WDFW LogoWashington Department of Fish & Wildlife
WDFW LogoConservation


Please wait, loading data...


Cutthroat being released Coastal Cutthroat
Oncorhynchus clarki clarki

Other Names: sea-run cutthroat, harvest trout
Average Size: 1-4 lbs, up to 6 lbs

Of the 13 subspecies of cutthroat trout indigenous to North America, only the coastal cutthroat is anadromous. But coastal cutthroat have complex life histories, and not all fish are anadromous. In any given body of water, some may migrate to sea, while others become resident fish. In fact, the offspring of resident fish may migrate, while the offspring of anadromous fish may "residualize."


Sea-run cutthroat spawn over a long period, from winter through May. They seek smaller streams where the flow is minimal and the substrate is small, almost sand. They prefer the upper-most portions of these streams, areas that are too shallow for other salmonids.


Most cutthroat rear in-stream for two to three years before first venturing into salt water. Emerging fry are less than an inch long, and are poorly able to compete with larger coho and steelhead fry for resources. To compensate, cutthroat fry use headwaters and low-flow areas that coho and steelhead avoid.

Unlike other anadromous salmonids that spend multiple years feeding far out to sea, cutthroat prefer to remain within a few miles of their natal stream. They do not generally cross large open-water areas. Some will overwinter in freshwater and only feed at sea during the warmer months. In rivers with extensive estuary systems, cutthroat may move around in the inter-tidal environment feeding, plus run up-river or out to sea on feeding migrations, wherever their nose tells them the food is. Protected estuaries and Puget Sound bays are excellent cutthroat habitat.


No Data.


No Data.


No Data.


Alevin - The lifestage of a salmonid between egg and fry. An alevin looks like a fish with a huge pot belly, which is the remaining egg sac. Alevin remain protected in the gravel riverbed, obtaining nutrition from the egg sac until they are large enough to fend for themselves in the stream.

Anadromous - Fish that live part or the majority of their lives in saltwater, but return to freshwater to spawn.

Emergence - The act of salmon fry leaving the gravel nest.

Fry - A juvenile salmonid that has absorbed its egg sac and is rearing in the stream; the stage of development between an alevin and a parr.

Kype - The hooked jaw many male salmon develop during spawning.

Parr - Also known as fingerling.

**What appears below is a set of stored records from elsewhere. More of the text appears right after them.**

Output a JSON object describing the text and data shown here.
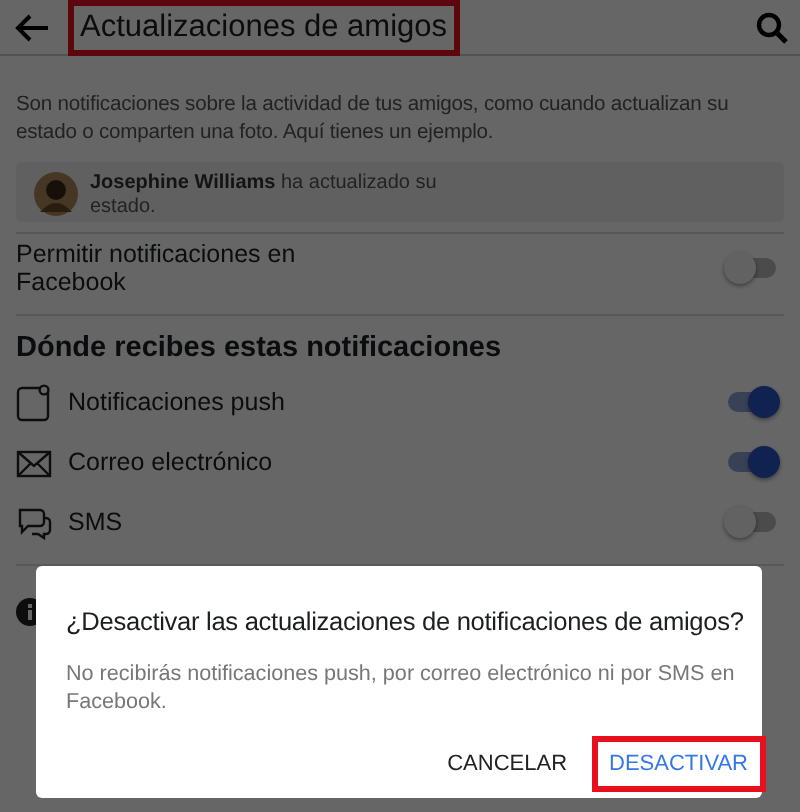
{
  "header": {
    "title": "Actualizaciones de amigos",
    "title_highlighted": true
  },
  "description": "Son notificaciones sobre la actividad de tus amigos, como cuando actualizan su estado o comparten una foto. Aquí tienes un ejemplo.",
  "example": {
    "text": "**Josephine Williams** ha actualizado su estado."
  },
  "allow": {
    "label": "Permitir notificaciones en Facebook",
    "on": false
  },
  "section_title": "Dónde recibes estas notificaciones",
  "channels": [
    {
      "kind": "push",
      "label": "Notificaciones push",
      "on": true
    },
    {
      "kind": "email",
      "label": "Correo electrónico",
      "on": true
    },
    {
      "kind": "sms",
      "label": "SMS",
      "on": false
    }
  ],
  "dialog": {
    "title": "¿Desactivar las actualizaciones de notificaciones de amigos?",
    "body": "No recibirás notificaciones push, por correo electrónico ni por SMS en Facebook.",
    "buttons": [
      {
        "label": "CANCELAR",
        "kind": "plain",
        "highlighted": false
      },
      {
        "label": "DESACTIVAR",
        "kind": "primary",
        "highlighted": true
      }
    ]
  }
}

A large juvenile salmonid, one between a fry and a smolt.

Smolt - A juvenile salmonid which has reared in-stream and is preparing to enter the ocean. Smolts exchange the spotted camouflage of the stream for the chrome of the ocean.

Substrate - The material which comprises a stream bottom.

Cutthroat Populations List
For more information on
salmon recovery and conservation, please contact
the WDFW Fish Program.

For problems accessing this
website or data found on this
website, please contact


Fun Facts
Did you know?
Coho and sockeye are found in freshwater year-round; coho in small coastal streams and sockeye in lakes. These fish are very susceptible to poor water quality, such as high temperatures and pollution.

Fun Facts
Did you know?
Salmon species have adapted to use virtually every part of every stream in the northwest.

Fun Facts
Did you know?
Big rivers are used by pink salmon in the lower reaches, chinook in the mainstem and larger tributaries, coho in small tribs, and steelhead in the uppermost tributaries.

Fun Facts
Did you know?
Small streams are used by chum in the lower reaches, coho next, and cutthroat in the headwaters.

Fun Facts
Did you know?
A moving fry is much easier to see than a motionless one. This is why salmon tend to spawn in parts of the stream that their offspring use for rearing; the emerging fry do not have to travel far to find rearing areas.
Fun Facts
Did you know?
The size of a salmon is usually related to its age. Pink salmon are the smallest fall-spawning salmon and are also the youngest, at two years. Chinook can live up to nine years, the longest, which is why some chinook can grow to over 100 pounds. Cutthroat, which live longer than pinks, are typically smaller because they spend less or no time feeding in productive marine waters of the north Pacific.
Fun Facts
Did you know?
There is a sixth fall-spawning salmon, the masu, or cherry salmon, which is found only in Asia. This fish occupies the same niche that the sea-run cutthroat trout occupies in North America.
Fun Facts
Did you know?
Steelhead and rainbow trout are the same species of fish; rainbow are the freshwater form, and steelhead the anadromous form.
Fun Facts
Did you know?
Steelhead and cutthroat trout were recently added to the salmon genus, Oncorhynchus, from the trout genus, Salmo. Also, the scientific name of steelhead changed from Salmo gairdneri to Oncorhynchus mykiss.